Finding financial balance in life is never easy. I’ve been talking to a lot of individuals lately in my financial education workshops and I recently sat down with Jake who is 23 years of age and trying to do the best with the money he makes. In fact, he makes pretty good money working up in the diamond mines. He has $10,000 in an RRSP from a previous employer’s Group RRSP plan as well as another $6500 in cash.
Jake has an $11,000 loan from the purchase of a skidoo and a quad. The value of the quad and skidoo is about the same value of the loan. Jake loves quading so much that he wants to buy a new quad that is the latest and greatest model.
New house or new quad?
Purchasing a new Quad is a purchase for lifestyle purposes. Although purchasing a new quad has financial impacts, it would be foolish to think it has positive financial impacts. When we talk about finding balance in our lives, we have to balance enjoying our lives against being financially responsible.
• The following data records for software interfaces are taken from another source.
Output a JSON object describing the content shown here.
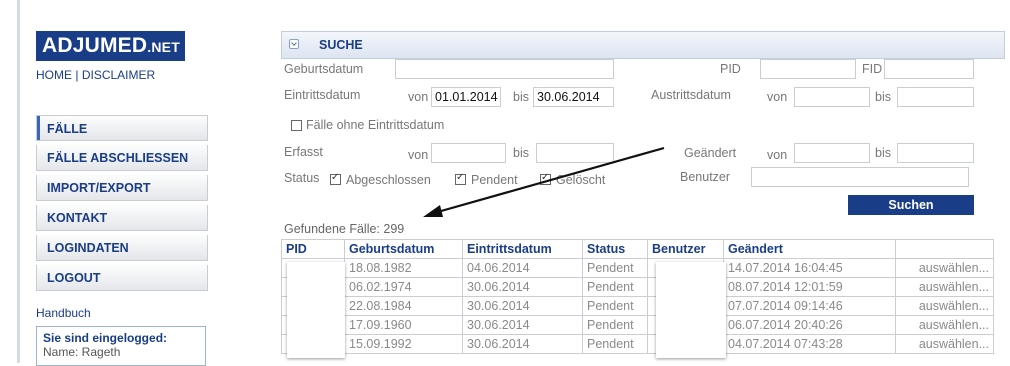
{
  "logo": {
    "main": "ADJUMED",
    "suffix": ".NET"
  },
  "toplinks": {
    "home": "HOME",
    "sep": "|",
    "disclaimer": "DISCLAIMER"
  },
  "nav": [
    "FÄLLE",
    "FÄLLE ABSCHLIESSEN",
    "IMPORT/EXPORT",
    "KONTAKT",
    "LOGINDATEN",
    "LOGOUT"
  ],
  "handbuch": "Handbuch",
  "login": {
    "title": "Sie sind eingelogged:",
    "name": "Name: Rageth"
  },
  "search": {
    "title": "SUCHE",
    "geburtsdatum_label": "Geburtsdatum",
    "pid_label": "PID",
    "fid_label": "FID",
    "eintrittsdatum_label": "Eintrittsdatum",
    "von": "von",
    "bis": "bis",
    "eintritt_von": "01.01.2014",
    "eintritt_bis": "30.06.2014",
    "austrittsdatum_label": "Austrittsdatum",
    "ohne_eintritt": "Fälle ohne Eintrittsdatum",
    "erfasst_label": "Erfasst",
    "geaendert_label": "Geändert",
    "status_label": "Status",
    "status_abgeschlossen": "Abgeschlossen",
    "status_pendent": "Pendent",
    "status_geloescht": "Gelöscht",
    "benutzer_label": "Benutzer",
    "submit": "Suchen"
  },
  "results": {
    "found_label": "Gefundene Fälle:",
    "found_count": "299",
    "headers": [
      "PID",
      "Geburtsdatum",
      "Eintrittsdatum",
      "Status",
      "Benutzer",
      "Geändert",
      ""
    ],
    "rows": [
      {
        "geburtsdatum": "18.08.1982",
        "eintritt": "04.06.2014",
        "status": "Pendent",
        "geaendert": "14.07.2014 16:04:45",
        "action": "auswählen..."
      },
      {
        "geburtsdatum": "06.02.1974",
        "eintritt": "30.06.2014",
        "status": "Pendent",
        "geaendert": "08.07.2014 12:01:59",
        "action": "auswählen..."
      },
      {
        "geburtsdatum": "22.08.1984",
        "eintritt": "30.06.2014",
        "status": "Pendent",
        "geaendert": "07.07.2014 09:14:46",
        "action": "auswählen..."
      },
      {
        "geburtsdatum": "17.09.1960",
        "eintritt": "30.06.2014",
        "status": "Pendent",
        "geaendert": "06.07.2014 20:40:26",
        "action": "auswählen..."
      },
      {
        "geburtsdatum": "15.09.1992",
        "eintritt": "30.06.2014",
        "status": "Pendent",
        "geaendert": "04.07.2014 07:43:28",
        "action": "auswählen..."
      }
    ]
  }
}
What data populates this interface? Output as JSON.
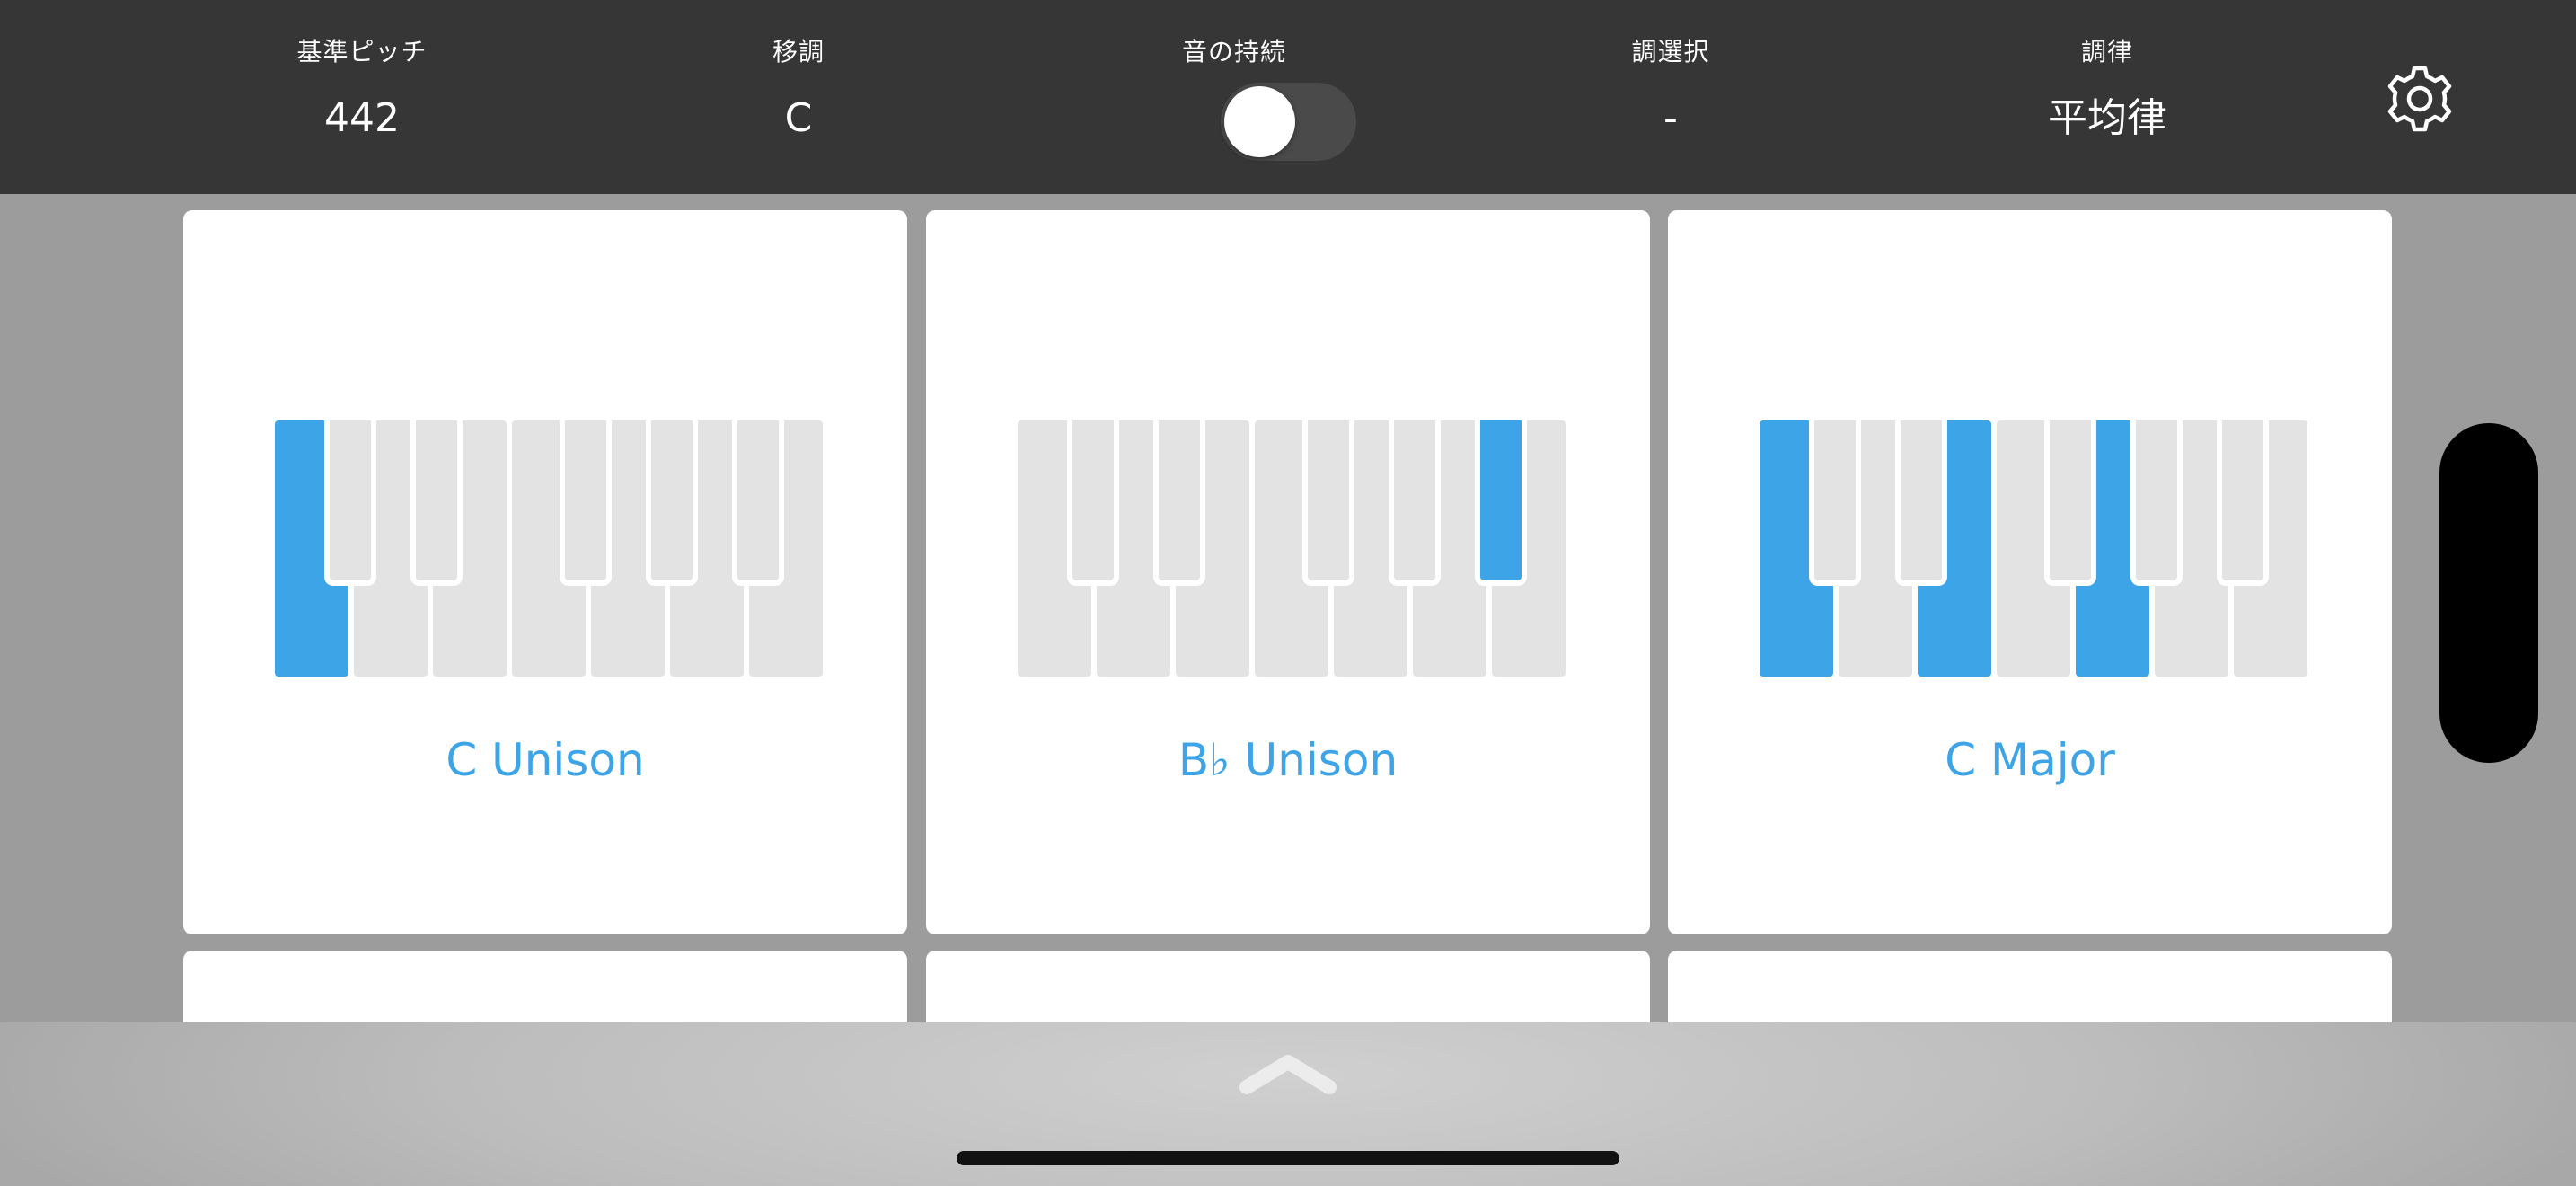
{
  "topbar": {
    "settings": [
      {
        "label": "基準ピッチ",
        "value": "442"
      },
      {
        "label": "移調",
        "value": "C"
      },
      {
        "label": "音の持続",
        "value": ""
      },
      {
        "label": "調選択",
        "value": "-"
      },
      {
        "label": "調律",
        "value": "平均律"
      }
    ],
    "sustain_on": false,
    "settings_icon": "gear-icon"
  },
  "cards": [
    {
      "title": "C Unison",
      "active_keys": [
        "C"
      ]
    },
    {
      "title": "B♭ Unison",
      "active_keys": [
        "Bb"
      ]
    },
    {
      "title": "C Major",
      "active_keys": [
        "C",
        "E",
        "G"
      ]
    }
  ],
  "drawer": {
    "icon": "chevron-up-icon"
  },
  "colors": {
    "accent": "#3ea4e8",
    "topbar": "#363636",
    "background": "#9c9c9c",
    "key_inactive": "#e3e3e3"
  }
}
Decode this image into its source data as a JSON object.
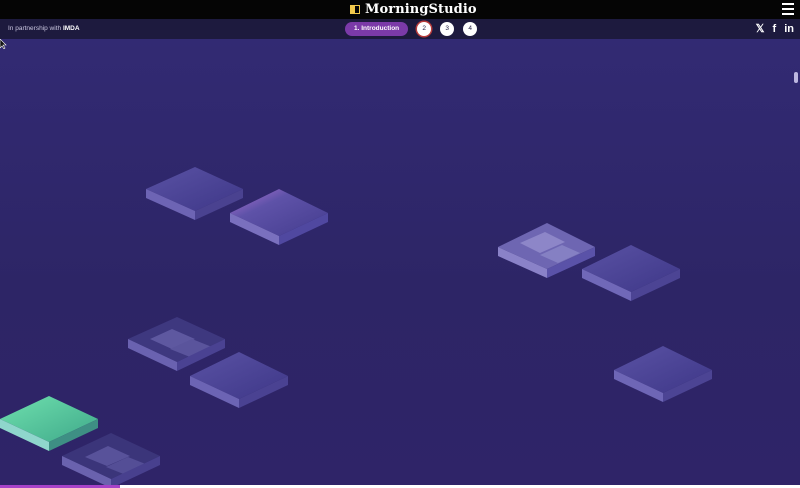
{
  "header": {
    "logo_text": "MorningStudio",
    "partner_prefix": "In partnership with",
    "partner_name": "IMDA"
  },
  "steps": [
    {
      "label": "1. Introduction",
      "active": true
    },
    {
      "label": "2",
      "active": false
    },
    {
      "label": "3",
      "active": false
    },
    {
      "label": "4",
      "active": false
    }
  ],
  "social": {
    "x_glyph": "𝕏",
    "facebook_glyph": "f",
    "linkedin_glyph": "in"
  },
  "icons": [
    "logo-icon",
    "hamburger-menu-icon",
    "x-icon",
    "facebook-icon",
    "linkedin-icon",
    "cursor-icon"
  ],
  "colors": {
    "background": "#2b2366",
    "step_active": "#7b3aa8",
    "tile_highlight_green": "#5fd0a0",
    "progress": "#a742c8"
  }
}
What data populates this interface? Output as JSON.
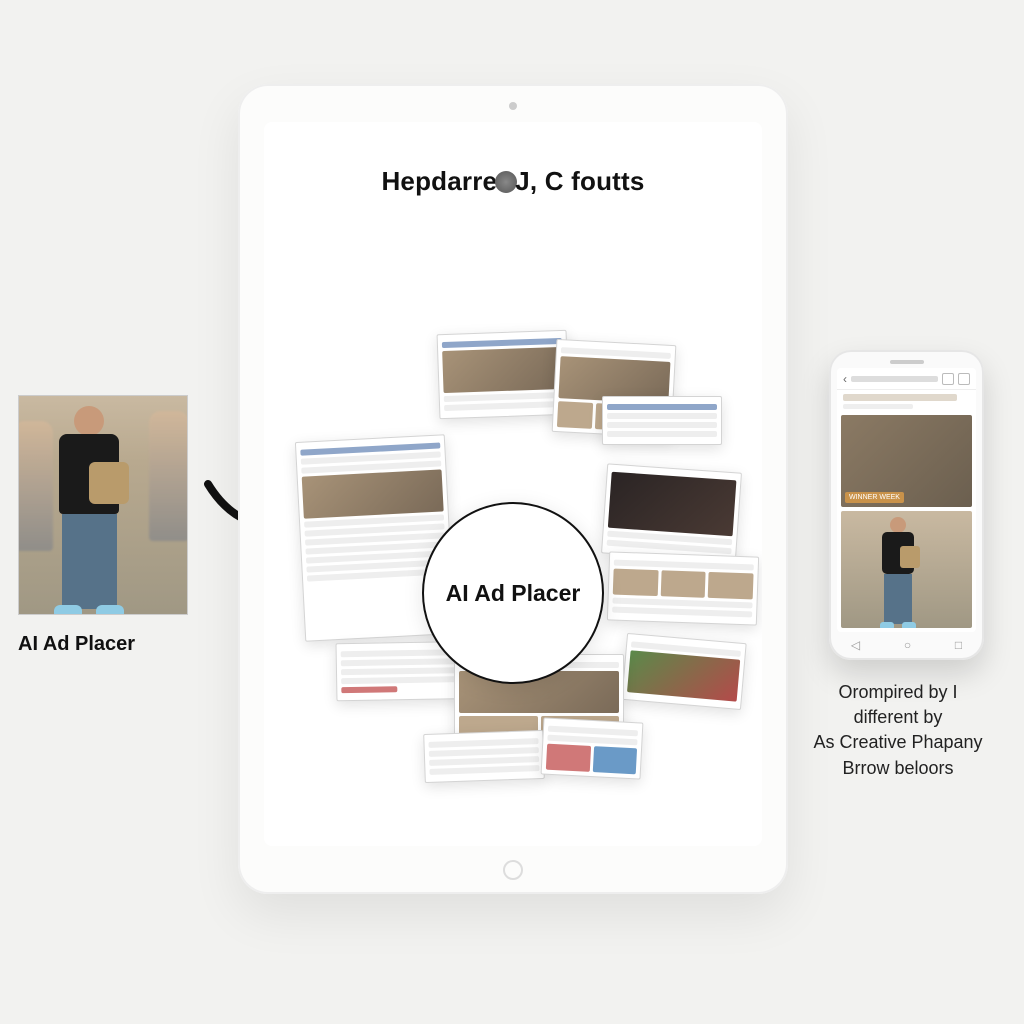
{
  "source": {
    "caption": "AI Ad Placer"
  },
  "tablet": {
    "headline_left": "Hepdarre",
    "headline_right": "J, C foutts",
    "badge": "AI Ad Placer"
  },
  "phone": {
    "image_tag": "WINNER WEEK",
    "caption_lines": [
      "Orompired by I",
      "different by",
      "As Creative Phapany",
      "Brrow beloors"
    ]
  },
  "icons": {
    "arrow": "arrow-right-curved",
    "globe": "globe-icon"
  }
}
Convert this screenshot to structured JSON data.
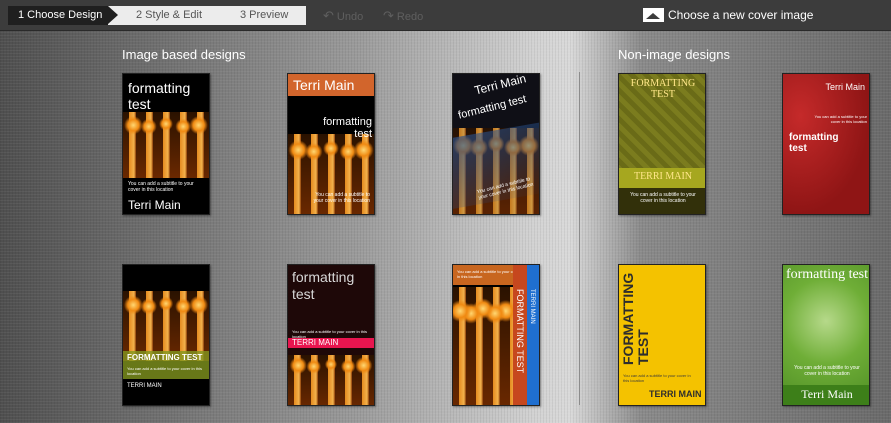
{
  "steps": [
    {
      "label": "1 Choose Design"
    },
    {
      "label": "2 Style & Edit"
    },
    {
      "label": "3 Preview"
    }
  ],
  "history": {
    "undo": "Undo",
    "redo": "Redo"
  },
  "choose_cover": "Choose a new cover image",
  "sections": {
    "image_based": "Image based designs",
    "non_image": "Non-image designs"
  },
  "covers": [
    {
      "title": "formatting test",
      "author": "Terri Main",
      "subtitle": "You can add a subtitle to your cover in this location"
    },
    {
      "title": "formatting test",
      "author": "Terri Main",
      "subtitle": "You can add a subtitle to your cover in this location"
    },
    {
      "title": "formatting test",
      "author": "Terri Main",
      "subtitle": "You can add a subtitle to your cover in this location"
    },
    {
      "title": "FORMATTING TEST",
      "author": "TERRI MAIN",
      "subtitle": "You can add a subtitle to your cover in this location"
    },
    {
      "title": "formatting test",
      "author": "Terri Main",
      "subtitle": "You can add a subtitle to your cover in this location"
    },
    {
      "title": "FORMATTING TEST",
      "author": "TERRI MAIN",
      "subtitle": "You can add a subtitle to your cover in this location"
    },
    {
      "title": "formatting test",
      "author": "TERRI MAIN",
      "subtitle": "You can add a subtitle to your cover in this location"
    },
    {
      "title": "FORMATTING TEST",
      "author": "TERRI MAIN",
      "subtitle": "You can add a subtitle to your cover in this location"
    },
    {
      "title": "FORMATTING TEST",
      "author": "TERRI MAIN",
      "subtitle": "You can add a subtitle to your cover in this location"
    },
    {
      "title": "formatting test",
      "author": "Terri Main",
      "subtitle": "You can add a subtitle to your cover in this location"
    }
  ],
  "icons": {
    "undo": "undo-icon",
    "redo": "redo-icon",
    "image": "image-icon"
  },
  "colors": {
    "topbar": "#3c3c3c",
    "active_step": "#1f1f1f",
    "inactive_step": "#ececec"
  }
}
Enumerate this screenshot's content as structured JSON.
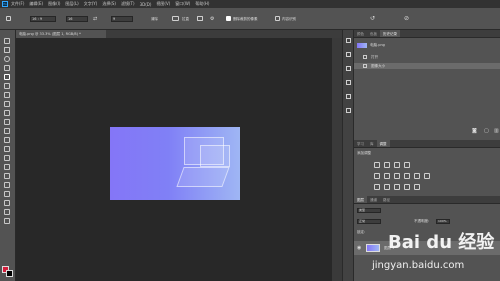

Jake is really passionate about this quad and to get the latest and greatest model, he will have to part with $15,000. Although Jake would love to keep a second quad around, he realizes that it will significantly hurt his ability to buy a house. When I positioned it this way, Jake decided it made financial sense to sell his current quad and skidoo, which will pay off the $11,000 so that debt will be wiped out. To buy the new quad, he has a couple of options:
- Finance the entire amount so he can use the $6500 to the purchase of a home
- Use the $6500 towards the new quad and finance the difference ($8500). This option would also delay the purchase of the house.
More on the house purchase
The house that Jake is looking to buy is a 4 bedroom house and he figures he can get $600 per month per roommate. He is currently renting a 3 bedroom condo with 2 friends and he figures these roommates would welcome paying $600 per month for a bigger place with a yard and more space. With $1800 per month of potential income, Jake figures he would have his mortgage payments and utilities covered.
If all of Jake’s assumptions are correct, this is a pretty good deal. He buys an appreciating asset; his renters help him pay the mortgage; and overall, he builds equity and wealth.
To buy the house, Jake was planning to cash out the $10,000 RRSP which would give him $8000 plus the $6500 he has saved puts him with a $14,500 down payment. Jake was not aware of the Home Buyers Plan.
Related article: Buying your first home
What does the finance guy say?
There’s no big surprise here but my suggestion is to make the house purchase a priority because of the many positive financial implications.
I get and understand the lifestyle is important especially for a 23 year old but the more money your put into depreciating assets like cars, quads and skidoo’s, the worse off you will be financially.
Here’s the part about balance
I suggested that Jake can find financial balance. Here’s my suggestion on how Jake can buy the new house and get the new Quad:
Instead of cashing out the RRSP, Jake is actually better off leaving the money in the RRSP and using the Home Buyers Plan (HBP). In fact, Jake should take the $6500 and put the money into RRSPs. At his tax bracket, he would get a tax refund of $2470.
If Jake uses the Home Buyers Plan, he now has $16,500 towards the down payment of the house ($2000 more).
The $2470 can then go towards the purchase of his new quad bringing the financed portion to only $12,500 which is not far off if current debt amount for the quad and the skidoo.
So what would you do if you were Jake? Do you have any other suggestions for Jake? Any thoughts to share?